Since Sen. Harry Reid (D-NV) unveiled the merged Senate bill, Republican Senators argued that the legislation was too long. “It’s a massive increase in government, as shown by this bill,” Sen. John Ensign (R-NV) told reporters, “spreading his arms wide as if to encompass the stack of papers more than a foot tall.”
Throughout the debate, “Republicans have rotated three other copies of the bill among their desks so a giant stack is never more than a desk or two away from any senator who wants to thump it, poke it or heft it for viewers to see.” Sen. Orrin Hatch (R-UT) even dropped to bill on his desk, to demonstrate how loudly it fell.
But today, Sen. Mike Enzi (R-WY) opened the 11th day of Senate debate by arguing that the Senate bill was not long enough:

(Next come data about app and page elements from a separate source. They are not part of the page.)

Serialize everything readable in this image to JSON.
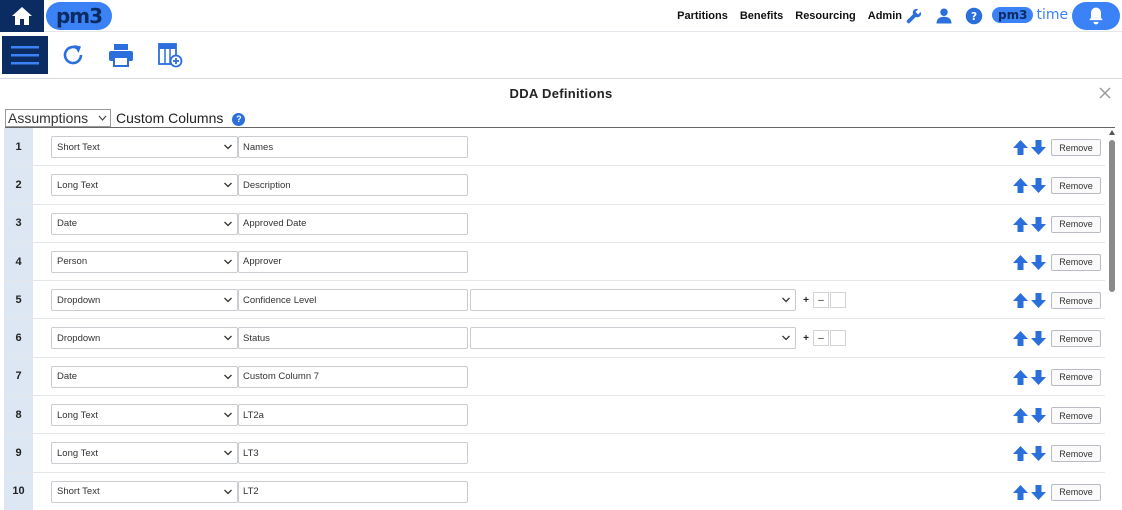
{
  "nav": {
    "logo": "pm3",
    "links": [
      "Partitions",
      "Benefits",
      "Resourcing",
      "Admin"
    ],
    "time_logo": "pm3",
    "time_word": "time"
  },
  "toolbar": {
    "icons": [
      "menu-icon",
      "refresh-icon",
      "print-icon",
      "add-column-icon"
    ]
  },
  "dialog": {
    "title": "DDA Definitions",
    "filter_select": "Assumptions",
    "filter_label": "Custom Columns",
    "help_glyph": "?"
  },
  "rows": [
    {
      "num": "1",
      "type": "Short Text",
      "name": "Names",
      "has_options": false
    },
    {
      "num": "2",
      "type": "Long Text",
      "name": "Description",
      "has_options": false
    },
    {
      "num": "3",
      "type": "Date",
      "name": "Approved Date",
      "has_options": false
    },
    {
      "num": "4",
      "type": "Person",
      "name": "Approver",
      "has_options": false
    },
    {
      "num": "5",
      "type": "Dropdown",
      "name": "Confidence Level",
      "has_options": true
    },
    {
      "num": "6",
      "type": "Dropdown",
      "name": "Status",
      "has_options": true
    },
    {
      "num": "7",
      "type": "Date",
      "name": "Custom Column 7",
      "has_options": false
    },
    {
      "num": "8",
      "type": "Long Text",
      "name": "LT2a",
      "has_options": false
    },
    {
      "num": "9",
      "type": "Long Text",
      "name": "LT3",
      "has_options": false
    },
    {
      "num": "10",
      "type": "Short Text",
      "name": "LT2",
      "has_options": false
    }
  ],
  "row_labels": {
    "remove": "Remove",
    "plus": "+",
    "minus": "–"
  },
  "colors": {
    "navy": "#0b2b63",
    "accent": "#3b82f6",
    "arrow": "#2a6fdb"
  }
}
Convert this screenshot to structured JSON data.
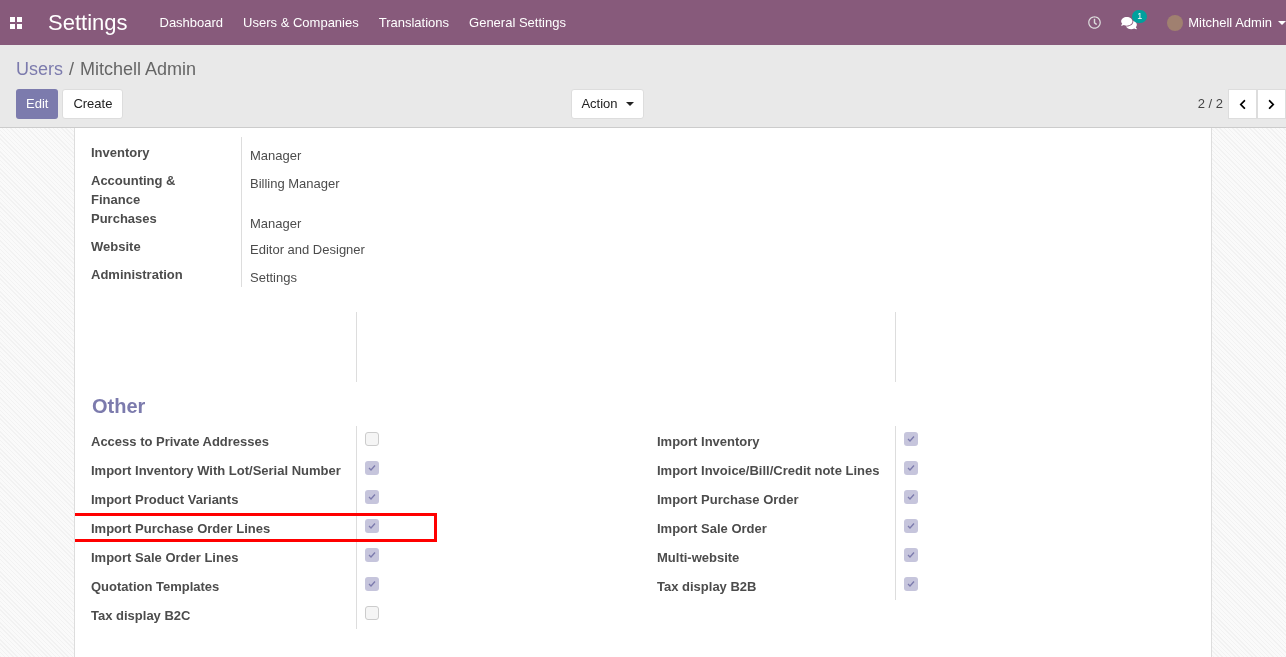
{
  "navbar": {
    "app_title": "Settings",
    "menu": [
      "Dashboard",
      "Users & Companies",
      "Translations",
      "General Settings"
    ],
    "messages_badge": "1",
    "user_name": "Mitchell Admin"
  },
  "control_panel": {
    "breadcrumb_separator": "/",
    "breadcrumb": [
      {
        "label": "Users",
        "link": true
      },
      {
        "label": "Mitchell Admin",
        "link": false
      }
    ],
    "buttons": [
      {
        "label": "Edit",
        "primary": true
      },
      {
        "label": "Create",
        "primary": false
      }
    ],
    "action": "Action",
    "pager": "2 / 2"
  },
  "access_rights": [
    {
      "label": "Inventory",
      "value": "Manager"
    },
    {
      "label": "Accounting & Finance",
      "value": "Billing Manager"
    },
    {
      "label": "Purchases",
      "value": "Manager"
    },
    {
      "label": "Website",
      "value": "Editor and Designer"
    },
    {
      "label": "Administration",
      "value": "Settings"
    }
  ],
  "other": {
    "title": "Other",
    "left": [
      {
        "label": "Access to Private Addresses",
        "checked": false,
        "highlighted": false
      },
      {
        "label": "Import Inventory With Lot/Serial Number",
        "checked": true,
        "highlighted": false
      },
      {
        "label": "Import Product Variants",
        "checked": true,
        "highlighted": false
      },
      {
        "label": "Import Purchase Order Lines",
        "checked": true,
        "highlighted": true
      },
      {
        "label": "Import Sale Order Lines",
        "checked": true,
        "highlighted": false
      },
      {
        "label": "Quotation Templates",
        "checked": true,
        "highlighted": false
      },
      {
        "label": "Tax display B2C",
        "checked": false,
        "highlighted": false
      }
    ],
    "right": [
      {
        "label": "Import Inventory",
        "checked": true,
        "highlighted": false
      },
      {
        "label": "Import Invoice/Bill/Credit note Lines",
        "checked": true,
        "highlighted": false
      },
      {
        "label": "Import Purchase Order",
        "checked": true,
        "highlighted": false
      },
      {
        "label": "Import Sale Order",
        "checked": true,
        "highlighted": false
      },
      {
        "label": "Multi-website",
        "checked": true,
        "highlighted": false
      },
      {
        "label": "Tax display B2B",
        "checked": true,
        "highlighted": false
      }
    ]
  }
}
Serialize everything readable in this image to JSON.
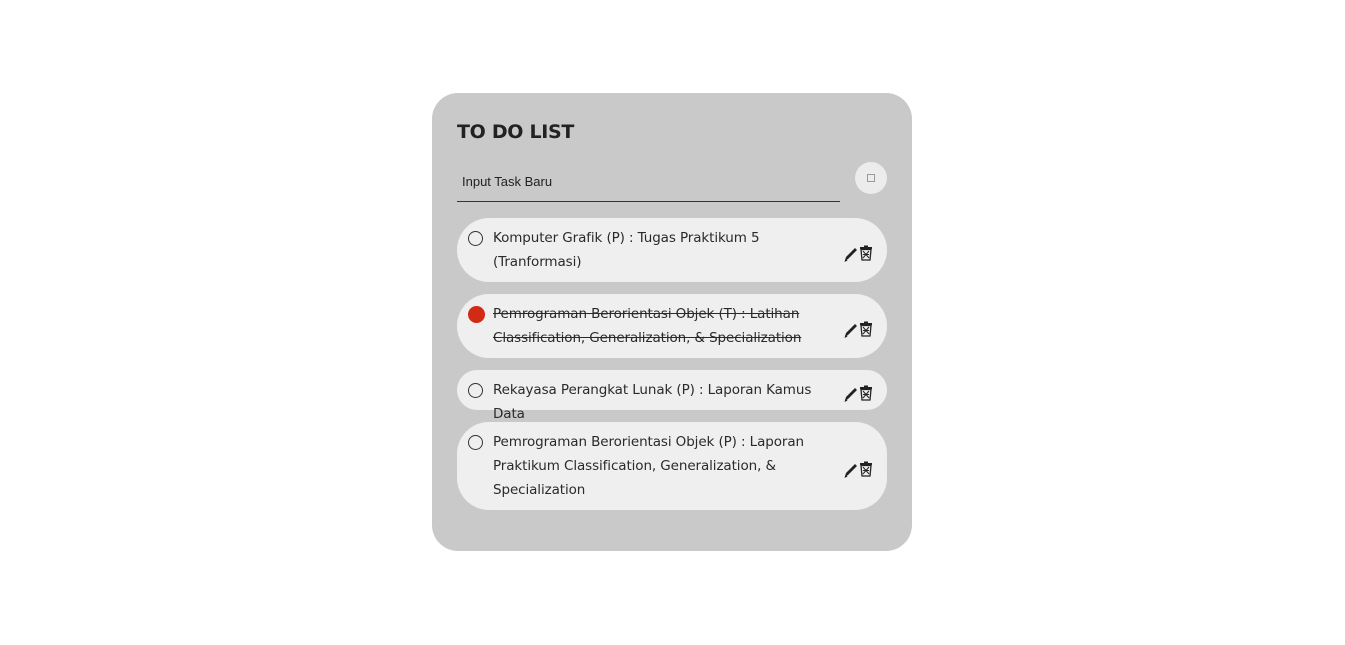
{
  "app": {
    "title": "TO DO LIST"
  },
  "input": {
    "placeholder": "Input Task Baru",
    "value": ""
  },
  "add_button": {
    "icon": "checkbox-icon"
  },
  "tasks": [
    {
      "text": "Komputer Grafik (P) : Tugas Praktikum 5 (Tranformasi)",
      "completed": false
    },
    {
      "text": "Pemrograman Berorientasi Objek (T) : Latihan Classification, Generalization, & Specialization",
      "completed": true
    },
    {
      "text": "Rekayasa Perangkat Lunak (P) : Laporan Kamus Data",
      "completed": false
    },
    {
      "text": "Pemrograman Berorientasi Objek (P) : Laporan Praktikum Classification, Generalization, & Specialization",
      "completed": false
    }
  ],
  "icons": {
    "edit": "pencil-icon",
    "delete": "trash-icon"
  },
  "colors": {
    "card_bg": "#c9c9c9",
    "task_bg": "#efefef",
    "checked_accent": "#d32a16",
    "text": "#2a2a2a"
  }
}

And we talk about 2,074 pages, which seem like a lot, and it would be for a normal bill that you could debate in a limited period of time, which is what we’re being asked to do. But 2,074 pages isn’t nearly enough to cover health care for America. So why is it only 2,074 pages?
Enzi went on to argue that the bill ceded too much authority to the Secretary of Health and Human Services, suggesting that Congress should define the details of certain provisions and make the bill even longer.